The Guardian: Abortion 'reversal': the latest sham from anti-choice activists trying to end women's rights
North Carolina pro-abortion activist helps share why "abortion reversal" laws like those introduced in our state last session are so harmful.
For years, the anti-abortion movement has popularized the myth that patients regret their abortion, or are somehow coerced into having the procedure before they are ready. This falsehood forms the foundation for many restrictive laws that states have enacted in recent years, including requirements to make an extra visit to the clinic before the procedure, or wait up to 72 hours after receiving counseling before the abortion can be performed.
The latest tactic to advance this argument is the so-called abortion reversal – an unproven treatment that supposedly counters the effect of mifepristone, the first pill used in the two-drug regimen of medication abortion. “Reversal” advocates claim this therapy can give patients a “second chance” to keep their baby.
Despite the hype, there is no evidence that flooding the body with progesterone – a hormone pregnant patients already have a lot of – increases the chance of continuing the pregnancy. In fact, in the extremely rare case that a patient changes their mind before taking the second pill, watchful waiting and inaction appears to be just as effective as the “reversal” treatment.
The single published report documenting the experience of just six women who underwent this therapy was not done with the oversight of an ethical review committee, which is standard for this kind of research. Yet due to the advocacy efforts of anti-abortion forces, doctors in Arkansas, South Dakota and Utah are required by law to tell patients seeking abortion about this unproven therapy, essentially encouraging them to participate in an unmonitored research project.
Such laws are a troubling intrusion into the doctor-patient relationship, and are gaining traction in conservative state legislatures.
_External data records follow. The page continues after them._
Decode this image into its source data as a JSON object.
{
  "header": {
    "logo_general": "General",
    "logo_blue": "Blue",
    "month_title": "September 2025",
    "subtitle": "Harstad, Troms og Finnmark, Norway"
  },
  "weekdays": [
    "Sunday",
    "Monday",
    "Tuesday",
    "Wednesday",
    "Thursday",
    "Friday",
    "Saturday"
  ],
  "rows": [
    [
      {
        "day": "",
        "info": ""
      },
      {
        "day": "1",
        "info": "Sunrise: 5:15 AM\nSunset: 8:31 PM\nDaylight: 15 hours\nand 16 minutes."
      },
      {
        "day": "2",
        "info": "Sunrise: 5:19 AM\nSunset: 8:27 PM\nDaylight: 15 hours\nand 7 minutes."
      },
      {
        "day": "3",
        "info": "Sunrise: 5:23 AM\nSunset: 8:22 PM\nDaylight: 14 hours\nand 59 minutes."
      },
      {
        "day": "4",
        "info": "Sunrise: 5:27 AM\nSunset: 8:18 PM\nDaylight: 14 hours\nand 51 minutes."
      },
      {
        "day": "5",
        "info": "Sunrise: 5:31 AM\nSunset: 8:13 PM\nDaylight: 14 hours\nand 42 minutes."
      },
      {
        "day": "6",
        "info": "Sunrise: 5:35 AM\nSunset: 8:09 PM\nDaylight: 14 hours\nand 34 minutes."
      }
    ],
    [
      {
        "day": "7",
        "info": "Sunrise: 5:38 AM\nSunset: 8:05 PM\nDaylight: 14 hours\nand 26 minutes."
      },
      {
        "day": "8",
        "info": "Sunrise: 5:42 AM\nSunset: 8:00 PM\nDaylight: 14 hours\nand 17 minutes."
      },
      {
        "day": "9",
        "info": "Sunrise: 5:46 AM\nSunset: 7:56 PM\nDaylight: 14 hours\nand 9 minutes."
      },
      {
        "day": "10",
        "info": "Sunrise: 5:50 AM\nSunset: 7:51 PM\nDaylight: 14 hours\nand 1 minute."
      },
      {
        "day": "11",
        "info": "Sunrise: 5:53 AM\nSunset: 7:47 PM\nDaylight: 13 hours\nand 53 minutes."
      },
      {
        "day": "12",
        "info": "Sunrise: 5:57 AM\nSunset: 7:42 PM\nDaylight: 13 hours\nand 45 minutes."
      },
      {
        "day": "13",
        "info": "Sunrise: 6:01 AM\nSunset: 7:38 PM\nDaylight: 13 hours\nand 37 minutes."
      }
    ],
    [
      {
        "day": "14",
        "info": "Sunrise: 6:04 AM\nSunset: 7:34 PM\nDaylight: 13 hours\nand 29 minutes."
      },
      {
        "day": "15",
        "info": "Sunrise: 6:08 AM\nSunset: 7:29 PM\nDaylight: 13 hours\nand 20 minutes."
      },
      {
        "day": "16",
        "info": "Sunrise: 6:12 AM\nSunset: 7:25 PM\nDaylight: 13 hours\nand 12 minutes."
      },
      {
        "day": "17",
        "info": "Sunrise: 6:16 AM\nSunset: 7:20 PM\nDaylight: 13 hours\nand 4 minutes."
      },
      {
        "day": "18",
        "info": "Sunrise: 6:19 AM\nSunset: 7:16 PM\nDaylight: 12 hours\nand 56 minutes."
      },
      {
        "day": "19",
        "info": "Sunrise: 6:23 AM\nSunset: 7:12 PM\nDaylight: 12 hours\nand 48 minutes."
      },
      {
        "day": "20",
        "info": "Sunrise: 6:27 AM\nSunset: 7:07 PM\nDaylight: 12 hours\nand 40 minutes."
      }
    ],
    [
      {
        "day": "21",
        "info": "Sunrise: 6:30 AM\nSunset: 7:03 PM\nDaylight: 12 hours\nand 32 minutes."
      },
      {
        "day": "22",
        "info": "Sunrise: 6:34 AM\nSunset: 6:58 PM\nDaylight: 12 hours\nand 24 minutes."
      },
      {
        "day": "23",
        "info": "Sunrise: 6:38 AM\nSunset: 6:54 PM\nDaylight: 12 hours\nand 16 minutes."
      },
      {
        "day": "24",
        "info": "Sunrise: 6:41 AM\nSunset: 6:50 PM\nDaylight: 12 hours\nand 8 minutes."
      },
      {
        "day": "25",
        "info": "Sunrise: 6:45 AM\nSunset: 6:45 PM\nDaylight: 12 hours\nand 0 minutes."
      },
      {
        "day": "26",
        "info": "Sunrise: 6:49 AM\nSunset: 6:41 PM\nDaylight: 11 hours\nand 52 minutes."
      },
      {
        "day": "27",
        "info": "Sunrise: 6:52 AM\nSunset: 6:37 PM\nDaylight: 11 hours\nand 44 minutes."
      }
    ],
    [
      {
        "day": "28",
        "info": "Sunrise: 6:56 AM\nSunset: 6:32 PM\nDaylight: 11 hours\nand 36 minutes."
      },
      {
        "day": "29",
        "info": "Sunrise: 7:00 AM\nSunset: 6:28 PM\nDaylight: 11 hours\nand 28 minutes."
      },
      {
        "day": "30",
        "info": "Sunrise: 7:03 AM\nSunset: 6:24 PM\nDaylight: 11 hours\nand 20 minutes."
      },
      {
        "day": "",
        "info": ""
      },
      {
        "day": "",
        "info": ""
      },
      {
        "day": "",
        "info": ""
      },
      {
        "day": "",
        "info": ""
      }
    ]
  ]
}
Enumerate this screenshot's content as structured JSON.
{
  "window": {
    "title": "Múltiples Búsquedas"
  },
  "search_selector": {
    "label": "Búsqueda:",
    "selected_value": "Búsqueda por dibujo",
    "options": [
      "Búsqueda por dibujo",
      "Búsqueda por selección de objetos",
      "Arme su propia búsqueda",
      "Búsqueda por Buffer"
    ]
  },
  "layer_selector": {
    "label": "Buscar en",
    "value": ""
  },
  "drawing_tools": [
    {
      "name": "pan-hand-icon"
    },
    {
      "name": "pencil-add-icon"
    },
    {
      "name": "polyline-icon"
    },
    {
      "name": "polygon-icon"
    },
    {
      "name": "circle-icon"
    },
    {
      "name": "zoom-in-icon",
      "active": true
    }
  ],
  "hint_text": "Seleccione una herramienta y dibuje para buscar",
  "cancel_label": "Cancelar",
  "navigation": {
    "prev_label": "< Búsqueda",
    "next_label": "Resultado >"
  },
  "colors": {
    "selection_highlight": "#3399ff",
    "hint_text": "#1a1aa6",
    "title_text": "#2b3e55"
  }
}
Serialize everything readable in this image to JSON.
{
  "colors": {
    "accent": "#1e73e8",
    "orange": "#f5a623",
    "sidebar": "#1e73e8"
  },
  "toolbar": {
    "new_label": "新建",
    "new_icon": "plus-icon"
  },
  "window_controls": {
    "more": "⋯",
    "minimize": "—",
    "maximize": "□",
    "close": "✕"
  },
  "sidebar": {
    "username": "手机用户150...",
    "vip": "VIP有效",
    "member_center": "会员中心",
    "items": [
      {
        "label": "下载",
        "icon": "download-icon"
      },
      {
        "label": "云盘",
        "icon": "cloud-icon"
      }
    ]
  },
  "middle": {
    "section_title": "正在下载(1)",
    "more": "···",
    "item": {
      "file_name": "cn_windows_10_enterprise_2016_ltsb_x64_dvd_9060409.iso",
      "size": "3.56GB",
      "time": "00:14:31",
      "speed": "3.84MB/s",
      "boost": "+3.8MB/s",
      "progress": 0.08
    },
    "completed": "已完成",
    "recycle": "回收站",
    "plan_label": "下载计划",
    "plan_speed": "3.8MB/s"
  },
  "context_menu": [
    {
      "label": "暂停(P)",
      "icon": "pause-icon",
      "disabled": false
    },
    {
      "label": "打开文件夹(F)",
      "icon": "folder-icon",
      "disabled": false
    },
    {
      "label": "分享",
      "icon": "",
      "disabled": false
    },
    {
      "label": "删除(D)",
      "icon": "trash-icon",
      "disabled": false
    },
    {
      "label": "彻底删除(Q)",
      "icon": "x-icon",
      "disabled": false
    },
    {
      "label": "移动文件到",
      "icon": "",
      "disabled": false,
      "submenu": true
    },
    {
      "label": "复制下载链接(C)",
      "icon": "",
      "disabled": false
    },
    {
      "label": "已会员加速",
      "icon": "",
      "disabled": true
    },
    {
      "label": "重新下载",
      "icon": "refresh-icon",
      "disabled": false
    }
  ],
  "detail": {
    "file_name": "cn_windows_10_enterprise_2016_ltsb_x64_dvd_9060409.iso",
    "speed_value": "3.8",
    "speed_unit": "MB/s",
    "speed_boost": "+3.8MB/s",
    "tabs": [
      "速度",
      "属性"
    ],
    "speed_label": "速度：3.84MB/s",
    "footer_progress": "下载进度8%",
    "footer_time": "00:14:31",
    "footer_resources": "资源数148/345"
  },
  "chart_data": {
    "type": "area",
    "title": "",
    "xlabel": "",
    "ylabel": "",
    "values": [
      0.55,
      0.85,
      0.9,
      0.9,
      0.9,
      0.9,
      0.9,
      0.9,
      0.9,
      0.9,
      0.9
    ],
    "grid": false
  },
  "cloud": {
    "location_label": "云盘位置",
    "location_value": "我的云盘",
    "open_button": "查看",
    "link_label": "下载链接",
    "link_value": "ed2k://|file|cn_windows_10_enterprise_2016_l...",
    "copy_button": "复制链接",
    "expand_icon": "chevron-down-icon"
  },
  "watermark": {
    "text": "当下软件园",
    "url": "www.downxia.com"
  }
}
Despite the stories of indecisiveness and regret around abortion that form the cornerstone of anti-abortion rhetoric, evidence from published research indicates that most women are very sure of their decision. A recent study led by researchers at the University of California at San Francisco found that women seeking abortion had high levels of certainty around their decision as measured by a scale that has been used in other healthcare settings. In fact, patients seeking abortion were more certain than those making decisions about reconstructive knee surgery or prostate cancer treatment.
Many abortion patients would recognize themselves in Kelsea McLain, who first realized she was pregnant in 2010. She immediately knew she wanted an abortion. She called a nearby Florida clinic to schedule a medication abortion, which would give her the ability to terminate safely in the privacy of her own home. But she was unemployed, on a fixed income and couldn’t afford the $500 cost. Her health insurance wouldn’t pay for the abortion.
Afraid to tell her family, McLain looked into other options. On a friend’s suggestion, McLain tried taking vitamin C and dong quai root for a week. “I drank a lot of orange juice and it didn’t do anything except for make me feel like I was destroying my stomach,” she said. She finally turned to family members who helped her pay for the abortion.
When McLain, now 31, became pregnant in 2016, she knew medication abortion was again the right decision for her. “I absolutely knew what I wanted to do both times,” said McLain. “There was no hesitation, or even a pause when I was at the clinic both times. I was eager to take my medication